Prealbumin (aka transthyretin) is, like albumin, an acute phase reactant. It is, also like albumin, a negative acute phase reactant because it goes down during illness. It was originally proposed as better nutritional marker than albumin because of its shorter half life, giving more of a “right now” nutritional assessment. Nowadays, neither test is considered useful for nutritional assessment. Instead one should use a clinical instrument based on a nutrition focused H&P.
From the Journal of Hospital Medicine’s Things We Do for No Reason series.

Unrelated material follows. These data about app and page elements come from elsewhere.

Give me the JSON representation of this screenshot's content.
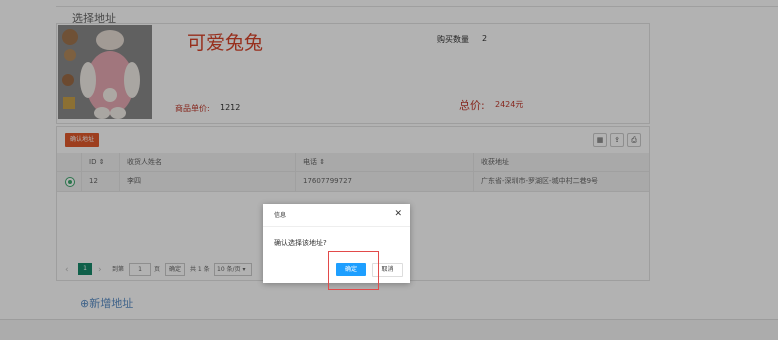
{
  "section": {
    "title": "选择地址"
  },
  "product": {
    "name": "可爱兔兔",
    "qty_label": "购买数量",
    "qty_value": "2",
    "price_label": "商品单价:",
    "price_value": "1212",
    "total_label": "总价:",
    "total_value": "2424元"
  },
  "toolbar": {
    "confirm_label": "确认地址",
    "icons": [
      "columns-icon",
      "export-icon",
      "print-icon"
    ]
  },
  "table": {
    "headers": [
      "ID",
      "收货人姓名",
      "电话",
      "收获地址"
    ],
    "rows": [
      {
        "id": "12",
        "name": "李四",
        "phone": "17607799727",
        "address": "广东省-深圳市-罗湖区-城中村二巷9号",
        "selected": true
      }
    ]
  },
  "pager": {
    "prev": "‹",
    "current": "1",
    "next": "›",
    "goto_label": "到第",
    "goto_value": "1",
    "page_unit": "页",
    "go_label": "确定",
    "total": "共 1 条",
    "size": "10 条/页"
  },
  "add_address": "新增地址",
  "dialog": {
    "title": "信息",
    "close": "✕",
    "message": "确认选择该地址?",
    "ok": "确定",
    "cancel": "取消"
  },
  "colors": {
    "accent_orange": "#e15a2c",
    "price_red": "#c0392b",
    "ok_blue": "#1e9fff",
    "pager_green": "#178a6b",
    "highlight_red": "#e24a4a"
  }
}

What’s the value in diagnosing malnutrition in the first place? Well, it identifies you and your hospital as having a population of patients with a markedly higher mortality. That’s good for reimbursement and severity adjustment, as the linked article points out. Does it help patients? The evidence that it leads to interventions that improve outcome is scant to none as far as I know. What I am prompted to do, at least, is give thiamine.